Such impatience at times – robbing me of my energy and attention. And for no gain. Is there any benefit to my hurry?

Haraka, haraka haina baraka.

I want to have patience. I want it now.

***

But I learn. Slowly, but steadily, I gain the virtue of patience.

With every single punch and kick I make
Patience is something that I cannot fake

Taekwondo teaches me. In going to train every week, in the hours of repetition and instruction, I learn. Patience is an active process.

I have to choose it. The moment I let go of my decision, when I stop paying attention to my pace, my patterns become rushed and my technique poor.

After each movement, I pause. My technique is complete. Only now can I move on to the next one.

Beyond the choice, patience takes effort. I still have to keep going over my pattern, even though I’ve done it one hundred times before. I still have to repeat the basics. Patience is hard work.

I continue. The practice is my success.

I’m learning from the wisdom of my wife
To choose the way of patience and not strife

My wife teaches me. In living and spending time with her, in the day to day matters of life, I learn. Patience sometimes requires a reminder.

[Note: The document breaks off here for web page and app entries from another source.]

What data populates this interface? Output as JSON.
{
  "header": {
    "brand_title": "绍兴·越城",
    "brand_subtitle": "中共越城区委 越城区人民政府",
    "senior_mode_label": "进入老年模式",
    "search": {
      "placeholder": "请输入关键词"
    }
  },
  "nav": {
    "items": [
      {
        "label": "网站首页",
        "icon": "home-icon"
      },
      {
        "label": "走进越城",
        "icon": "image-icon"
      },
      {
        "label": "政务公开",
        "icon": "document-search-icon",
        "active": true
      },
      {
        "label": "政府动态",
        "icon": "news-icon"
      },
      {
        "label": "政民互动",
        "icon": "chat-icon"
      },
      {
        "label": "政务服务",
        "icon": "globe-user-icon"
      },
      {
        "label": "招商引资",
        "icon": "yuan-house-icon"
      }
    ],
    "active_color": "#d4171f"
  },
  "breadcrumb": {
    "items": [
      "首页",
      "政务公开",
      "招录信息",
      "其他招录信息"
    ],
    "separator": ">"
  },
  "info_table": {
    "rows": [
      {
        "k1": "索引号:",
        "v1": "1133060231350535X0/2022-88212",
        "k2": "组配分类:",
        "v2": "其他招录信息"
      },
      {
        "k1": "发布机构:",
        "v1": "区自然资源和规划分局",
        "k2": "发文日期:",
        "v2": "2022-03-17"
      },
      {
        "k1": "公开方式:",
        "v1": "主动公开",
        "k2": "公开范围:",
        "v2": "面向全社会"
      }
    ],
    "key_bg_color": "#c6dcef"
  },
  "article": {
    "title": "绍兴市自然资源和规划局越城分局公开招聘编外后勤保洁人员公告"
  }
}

She tells me to slow down. When I get anxious to move on, she encourages me to wait. When I walk too quickly, racing ahead to some unknown place for some unknown reason, she lightly pulls me back. Stay. Enjoy where you are.

Sometimes things happen that do not seem fair
Like going to your car and finding air

Unexpected annoyances teach me. Not long ago, the car I was borrowing got towed for sitting behind our building while we dropped off our luggage. It was unlucky and unfair. I was upset.

Patience lets you deal with emotion. When the flush of anger comes, sit with it. Feel it. Acknowledge how you feel. Move on. Rushing into a reaction helps no one.

As I sat with my anger for the tow company, I saw that responding harshly and hastily would accomplish nothing. They still had the car. I was still going to have to pay the fine. I calmed down and went to get the car.

Although in small portions the words come out
They compile to produce a large amount

Writing teaches me. In showing up every day, in writing at least three pages worth of words, I learn. Patience produces greater works.

After eight months of my practice, I’ve written over 200,000 words. The small actions compound.

I wrote yesterday. I wrote today. I will write tomorrow.

I learn so much from watching what you do
For your wise guidance I must say thank you

You teach me. In reading your wisdom – both here in the comments or elsewhere, in watching how you live, I learn. So I ask you, what have you learned about patience? Who are your teachers?

###

Photo: Worth savoring.

2 thoughts on “Hurry, Hurry Has No Blessing”

  1. Patience is an active process.

    So true. So easy to forget. Patience doesn’t “happen”, we create it.

    I learned patience from my children. Not that they had any, when they were growing up. But my deep love and my intense desire to help them grow up happy made me slow down, stop pushing, and wait until they were ready for whatever came next. You cannot rush a child when they’re telling you a story, telling you what happened that made them cry, what they hope you can do together later. You cannot rush them. You either lose patience, or you lose them.

    Now, when I start feeling impatient, I think about all my children, and give myself time to finish the story, to feel the feelings, to wait, wait until I’m ready for the next thing.

Leave a Reply

Your email address will not be published. Required fields are marked *